WHAT THE TASK REQUIRES: Single out the lines of the material that contain "AUDNZD" and copy them.

GIVEN DATA:
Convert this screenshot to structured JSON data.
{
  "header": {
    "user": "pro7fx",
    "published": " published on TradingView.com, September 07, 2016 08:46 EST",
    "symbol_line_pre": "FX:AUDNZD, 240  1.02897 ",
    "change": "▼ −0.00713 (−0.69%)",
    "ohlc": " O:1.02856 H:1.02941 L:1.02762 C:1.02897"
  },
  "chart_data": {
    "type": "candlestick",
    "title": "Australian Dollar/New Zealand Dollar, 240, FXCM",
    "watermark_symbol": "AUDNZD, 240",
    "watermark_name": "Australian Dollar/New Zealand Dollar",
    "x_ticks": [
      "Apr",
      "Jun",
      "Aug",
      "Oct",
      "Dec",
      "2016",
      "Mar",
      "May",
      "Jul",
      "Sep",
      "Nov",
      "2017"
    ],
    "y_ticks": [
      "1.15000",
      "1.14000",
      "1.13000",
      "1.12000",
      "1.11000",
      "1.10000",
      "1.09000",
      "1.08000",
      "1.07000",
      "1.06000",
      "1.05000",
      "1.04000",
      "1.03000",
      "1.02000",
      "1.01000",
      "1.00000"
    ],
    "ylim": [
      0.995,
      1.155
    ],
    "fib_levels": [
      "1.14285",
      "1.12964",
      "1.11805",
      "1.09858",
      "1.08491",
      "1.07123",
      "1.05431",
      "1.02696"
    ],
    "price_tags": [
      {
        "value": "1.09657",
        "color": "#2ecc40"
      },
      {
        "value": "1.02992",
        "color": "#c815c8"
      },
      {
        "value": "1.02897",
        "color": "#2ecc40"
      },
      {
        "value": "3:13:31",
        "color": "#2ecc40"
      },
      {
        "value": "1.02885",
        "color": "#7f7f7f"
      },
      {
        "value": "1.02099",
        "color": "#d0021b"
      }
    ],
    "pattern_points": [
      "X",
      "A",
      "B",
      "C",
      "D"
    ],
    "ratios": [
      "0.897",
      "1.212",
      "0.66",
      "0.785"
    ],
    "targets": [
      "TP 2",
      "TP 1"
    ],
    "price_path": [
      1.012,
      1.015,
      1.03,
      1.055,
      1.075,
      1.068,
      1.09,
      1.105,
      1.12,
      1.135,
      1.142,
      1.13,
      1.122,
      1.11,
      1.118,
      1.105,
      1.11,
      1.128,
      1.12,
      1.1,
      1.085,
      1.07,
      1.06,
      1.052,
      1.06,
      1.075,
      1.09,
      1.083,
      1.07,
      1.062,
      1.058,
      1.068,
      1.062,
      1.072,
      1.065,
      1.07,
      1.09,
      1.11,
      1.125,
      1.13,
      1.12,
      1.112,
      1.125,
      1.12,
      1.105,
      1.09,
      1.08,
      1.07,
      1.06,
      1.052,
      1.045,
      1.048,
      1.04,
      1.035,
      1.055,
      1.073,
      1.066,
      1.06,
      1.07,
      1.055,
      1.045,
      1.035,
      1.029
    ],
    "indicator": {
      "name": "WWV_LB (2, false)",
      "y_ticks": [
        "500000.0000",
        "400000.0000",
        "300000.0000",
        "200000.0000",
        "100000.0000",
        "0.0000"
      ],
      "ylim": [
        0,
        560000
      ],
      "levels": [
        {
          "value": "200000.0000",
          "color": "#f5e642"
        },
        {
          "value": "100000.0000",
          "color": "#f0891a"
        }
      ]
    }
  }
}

OUTPUT BELOW:
    "symbol_line_pre": "FX:AUDNZD, 240  1.02897 ",
    "watermark_symbol": "AUDNZD, 240",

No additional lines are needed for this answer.